This responds to your inquiry (17-113) asking whether you may continue to serve as an acting village justice if your spouse is elected to serve as a village trustee.
A judge must always avoid even the appearance of impropriety (see 22 NYCRR 100.2) and act in a manner that promotes public confidence in the judiciary’s integrity and impartiality (see 22 NYCRR 100.2[A]). Further, a judge must disqualify him/herself in a proceeding in which the judge’s spouse is a trustee of a party (see 22 NYCRR 100.3[E][d][ii]). Therefore, you will be disqualified in all cases involving the village as a party, but the disqualification is subject to remittal provided that no party is appearing without counsel.
As a reminder, remittal is a three-step process. First, the judge must fully disclose the basis for disqualification on the record. Second, without the judge’s participation, the parties who have appeared and not defaulted and their lawyers must all agree the judge may preside. Third, the judge must independently conclude he/she can be impartial and be willing to preside in the case. If all three steps are satisfied, the judge may accept remittal of his/her disqualification and must incorporate the parties’ and their attorneys’ agreement in the record of the proceeding (see e.g. Opinion 15-82; 22 NYCRR 100.3[F]).
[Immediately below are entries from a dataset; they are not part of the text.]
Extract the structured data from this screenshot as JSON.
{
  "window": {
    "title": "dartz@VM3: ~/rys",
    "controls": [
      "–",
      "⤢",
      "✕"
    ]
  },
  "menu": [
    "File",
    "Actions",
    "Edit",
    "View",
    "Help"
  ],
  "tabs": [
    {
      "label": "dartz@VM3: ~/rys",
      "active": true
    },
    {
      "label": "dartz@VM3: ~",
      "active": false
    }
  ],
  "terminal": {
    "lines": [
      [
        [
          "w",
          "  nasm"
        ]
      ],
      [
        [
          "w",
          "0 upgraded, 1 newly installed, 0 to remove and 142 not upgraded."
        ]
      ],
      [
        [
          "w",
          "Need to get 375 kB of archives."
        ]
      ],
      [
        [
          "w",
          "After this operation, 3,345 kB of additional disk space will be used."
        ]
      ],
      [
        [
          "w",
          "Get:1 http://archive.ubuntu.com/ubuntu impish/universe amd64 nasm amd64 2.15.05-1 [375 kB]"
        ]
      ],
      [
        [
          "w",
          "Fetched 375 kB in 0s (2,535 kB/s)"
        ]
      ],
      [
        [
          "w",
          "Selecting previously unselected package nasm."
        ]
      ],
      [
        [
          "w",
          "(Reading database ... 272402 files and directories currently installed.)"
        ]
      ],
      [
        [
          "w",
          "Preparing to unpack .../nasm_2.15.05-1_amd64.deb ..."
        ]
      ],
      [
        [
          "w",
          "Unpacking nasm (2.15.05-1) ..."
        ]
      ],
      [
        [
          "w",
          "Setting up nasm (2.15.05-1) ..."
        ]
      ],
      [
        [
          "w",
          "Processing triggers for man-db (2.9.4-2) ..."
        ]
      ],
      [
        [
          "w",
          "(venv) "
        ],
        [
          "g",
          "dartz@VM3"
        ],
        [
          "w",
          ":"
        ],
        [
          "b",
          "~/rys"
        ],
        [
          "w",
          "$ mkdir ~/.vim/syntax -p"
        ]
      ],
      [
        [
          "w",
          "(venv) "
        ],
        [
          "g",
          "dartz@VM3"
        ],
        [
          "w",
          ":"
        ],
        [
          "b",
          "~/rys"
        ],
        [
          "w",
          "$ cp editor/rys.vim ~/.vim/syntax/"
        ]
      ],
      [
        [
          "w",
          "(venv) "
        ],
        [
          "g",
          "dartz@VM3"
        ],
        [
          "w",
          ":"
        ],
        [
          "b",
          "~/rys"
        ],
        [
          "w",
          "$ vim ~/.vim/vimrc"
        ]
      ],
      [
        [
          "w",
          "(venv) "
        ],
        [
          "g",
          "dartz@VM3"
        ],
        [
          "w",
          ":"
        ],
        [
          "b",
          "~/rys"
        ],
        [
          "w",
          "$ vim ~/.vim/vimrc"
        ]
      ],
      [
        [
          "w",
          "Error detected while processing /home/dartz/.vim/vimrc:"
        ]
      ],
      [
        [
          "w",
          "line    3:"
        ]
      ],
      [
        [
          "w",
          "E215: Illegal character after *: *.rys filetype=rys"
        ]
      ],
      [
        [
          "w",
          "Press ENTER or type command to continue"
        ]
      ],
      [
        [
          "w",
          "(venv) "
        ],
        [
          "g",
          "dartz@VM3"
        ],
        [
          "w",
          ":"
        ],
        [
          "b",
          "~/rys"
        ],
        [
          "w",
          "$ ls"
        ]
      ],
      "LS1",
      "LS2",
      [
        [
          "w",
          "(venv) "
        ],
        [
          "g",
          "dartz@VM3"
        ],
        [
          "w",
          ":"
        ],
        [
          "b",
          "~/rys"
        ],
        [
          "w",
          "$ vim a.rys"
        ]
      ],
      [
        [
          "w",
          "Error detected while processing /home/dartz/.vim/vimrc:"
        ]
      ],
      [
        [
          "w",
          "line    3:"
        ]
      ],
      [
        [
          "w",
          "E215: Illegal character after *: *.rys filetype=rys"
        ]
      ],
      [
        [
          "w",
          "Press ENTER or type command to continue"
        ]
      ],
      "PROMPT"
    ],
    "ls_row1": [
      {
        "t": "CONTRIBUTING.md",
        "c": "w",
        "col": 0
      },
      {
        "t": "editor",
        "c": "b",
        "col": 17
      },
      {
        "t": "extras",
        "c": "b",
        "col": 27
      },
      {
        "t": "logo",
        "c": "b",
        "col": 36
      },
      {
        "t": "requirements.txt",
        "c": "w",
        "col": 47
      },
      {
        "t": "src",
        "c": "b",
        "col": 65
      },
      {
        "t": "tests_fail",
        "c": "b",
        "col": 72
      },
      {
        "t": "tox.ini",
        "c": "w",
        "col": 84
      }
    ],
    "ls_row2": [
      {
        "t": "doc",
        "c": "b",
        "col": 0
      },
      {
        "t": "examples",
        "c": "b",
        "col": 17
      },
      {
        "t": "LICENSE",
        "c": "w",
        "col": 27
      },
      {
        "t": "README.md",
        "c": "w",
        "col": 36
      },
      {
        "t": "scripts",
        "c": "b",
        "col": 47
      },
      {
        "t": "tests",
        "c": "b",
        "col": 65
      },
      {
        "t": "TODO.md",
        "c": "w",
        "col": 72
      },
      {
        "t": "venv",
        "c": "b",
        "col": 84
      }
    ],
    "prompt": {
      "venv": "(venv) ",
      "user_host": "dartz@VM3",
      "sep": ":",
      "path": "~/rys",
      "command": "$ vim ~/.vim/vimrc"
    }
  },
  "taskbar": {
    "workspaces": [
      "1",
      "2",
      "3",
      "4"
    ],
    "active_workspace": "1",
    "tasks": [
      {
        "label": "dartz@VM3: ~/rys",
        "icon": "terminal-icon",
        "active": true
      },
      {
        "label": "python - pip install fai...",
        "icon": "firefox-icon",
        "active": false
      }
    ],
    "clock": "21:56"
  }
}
Enclosed, for your convenience, are Opinions 16-144; 16-66; 15-82 and 94-101 which address this issue.
Very truly yours,
George D. Marlow, Assoc. Justice
Appellate Div., First Dep’t (Ret.)
Hon. Margaret T. Walsh
Family Court Judge
Acting Justice, Supreme Court